Companies everywhere are aiming to decrease their carbon footprint, but how exactly can they make the most impact? More importantly, which stakeholders are responsible for making their practices more sustainable? New research around carbon insetting suggests that achieving a “net zero” carbon footprint will require a unified front from all entities in a supply chain. And, transportation and logistics companies may carry much of the carbon insetting responsibility.
What is carbon insetting?
In the modern business world, you’ve likely heard of carbon offsetting. This concept refers to the corrective actions companies take for the carbon emissions they produce. It’s an extrinsic way for a company to reduce its carbon footprint. Carbon offsetting projects can include reforestation, biodiversity, education, jobs, food security, and health and well-being – almost any initiative to remove carbon dioxide (CO2) from the atmosphere and promote a healthier planet.
Conversely, carbon insetting is an intrinsic way for a company to reduce carbon emissions in its supply chain. Carbon insetting attempts to tackle carbon reduction head-on, looking at processes within the supply chain that can be reformed to decrease the company’s overall carbon footprint.
Instead of trying to offset an action that has already occurred or will occur, insetting initiatives aim to mitigate emissions from the source. While carbon insets are not necessarily designed to replace carbon offsets, they have the potential to significantly reduce a company’s net emissions.
Some recent examples of carbon insetting stem from trailblazers in the food and beverage sector. Since many of their raw materials are sourced from farming, these companies have taken it upon themselves to source ingredients sustainably.

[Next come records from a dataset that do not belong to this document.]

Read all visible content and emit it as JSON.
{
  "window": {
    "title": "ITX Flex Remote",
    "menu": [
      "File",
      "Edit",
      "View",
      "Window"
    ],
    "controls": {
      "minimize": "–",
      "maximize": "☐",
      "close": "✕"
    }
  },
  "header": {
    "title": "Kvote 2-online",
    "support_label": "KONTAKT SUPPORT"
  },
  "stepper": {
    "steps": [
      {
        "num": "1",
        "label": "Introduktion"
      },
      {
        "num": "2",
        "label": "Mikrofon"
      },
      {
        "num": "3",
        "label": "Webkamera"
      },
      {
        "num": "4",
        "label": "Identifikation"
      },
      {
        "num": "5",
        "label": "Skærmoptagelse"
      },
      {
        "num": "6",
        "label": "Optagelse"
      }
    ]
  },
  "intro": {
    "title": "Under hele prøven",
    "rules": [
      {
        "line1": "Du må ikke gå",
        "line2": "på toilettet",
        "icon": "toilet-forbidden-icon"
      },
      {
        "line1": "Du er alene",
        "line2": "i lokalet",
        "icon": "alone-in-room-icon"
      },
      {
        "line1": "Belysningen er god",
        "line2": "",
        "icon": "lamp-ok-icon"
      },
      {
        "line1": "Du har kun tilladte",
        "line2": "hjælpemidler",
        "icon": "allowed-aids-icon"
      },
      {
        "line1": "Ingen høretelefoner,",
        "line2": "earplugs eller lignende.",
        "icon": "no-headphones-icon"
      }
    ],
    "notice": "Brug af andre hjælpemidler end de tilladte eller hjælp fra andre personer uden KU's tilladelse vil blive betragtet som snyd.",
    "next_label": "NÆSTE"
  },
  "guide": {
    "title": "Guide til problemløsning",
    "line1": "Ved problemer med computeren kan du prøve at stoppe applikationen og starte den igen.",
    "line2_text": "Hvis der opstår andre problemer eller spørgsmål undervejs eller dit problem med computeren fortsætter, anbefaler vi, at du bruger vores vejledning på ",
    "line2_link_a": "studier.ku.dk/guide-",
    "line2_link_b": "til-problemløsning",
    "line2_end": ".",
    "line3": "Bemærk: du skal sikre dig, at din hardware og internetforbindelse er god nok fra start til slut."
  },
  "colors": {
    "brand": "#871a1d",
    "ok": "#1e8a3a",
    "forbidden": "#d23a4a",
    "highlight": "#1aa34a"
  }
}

Ben & Jerry’s, a popular ice cream brand, started investing in the Rwenzori project in Uganda in 2016 to sustainably source vanilla. The program has helped vanilla farmers build new agriculture and forestry systems. These systems ultimately helped improve and diversify production, reducing emissions in the supply chain. Since this directly impacts Ben & Jerry’s operations, it can be a carbon inset, even while it also involves planting trees. Other sectors are starting to discover how insetting can be useful in their practices, too.
Dow’s role in carbon insetting
More industries are starting to kickstart carbon insetting programs, including Dow, a major industry leader in materials science and packaging.
Recently, Dow presented a webinar addressing: “How do we get to carbon neutral packaging?” In it, Dow introduced several factors that impact the footprint of packaging and showed the impact of carbon insets within the packaging supply chain.
Their research on carbon insetting is less focused on the impact of the insets themselves, but instead on driving business value. The figure below showcases the breakdown of spending within the “voluntary carbon market.” (A growing number of sectors and regions have regulations for limiting greenhouse gas [GHG] emissions. The voluntary carbon market allows organizations to offset unavoidable emissions by purchasing carbon credits emitted by projects targeted at removing or reducing GHG from the atmosphere.)
Dow specifically highlights the percentage of the budget that is dedicated to transportation insets. This sector only accounted for 0.3% of the estimated $276M market in 2019. Today, the voluntary carbon market is on track to hit $1 billion in transactions according to a report from Ecosystem Marketplace. Transportation insets have immense potential for greater impact if given due diligence.
The benefits of transportation insetting are even more obvious when looking at overall cost. While forestry carbon offsetting costs $14-15 per ton, transportation insets are estimated to cost only $1 per ton. Forestry offsets dominate the market, but Dow’s findings suggest it is time for companies to shift their focus to how they can make the most impact with each respective dollar.
How will carbon insetting impact transportation & logistics?
Although companies are beginning to discover the impact behind transportation insets within their supply chains, this concept has yet to take off on a larger scale. More buy-in is needed to drive this transformation.
Promising transportation and logistics insetting solutions include:
- Sustainable fuels (United Airlines just made history with sustainable aviation fuel)
- Equipment decommissioning (Freight carbon insets could provide funding to get the most polluting equipment off roads and out of ports)
- Engine retrofits (To use diesel-particulate filters, which reduce black carbon, or replace fossil fuel engines with ones that burn low-carbon fuel)
- Logistics efficiency (To support optimized logistics, driver training programs, and route planning)
All the initiatives above can provide meaningful GHG reduction, as well as benefits for public health and safety. Freight carbon insets could potentially mirror existing Renewable Energy Credits as well as projects for aviation, shipping, and road freight. Yet, freight carbon insets do not have enough support (or funding) currently to make a significant impact on net emissions.
Many sustainability and ESG professionals are fighting for a stronger balance between carbon offsetting and insetting … particularly in how they are funded. If a mere portion of the funds dedicated to forestry offsetting were directed toward the development of sustainable transport, companies could move closer to “net zero” emissions. Reforming transportation and logistics processes allows the supply chain to be as environmentally friendly as possible, while efficiently decreasing a company’s overall carbon footprint.
To discuss your carbon insetting and transportation & logistics market research needs, please contact us.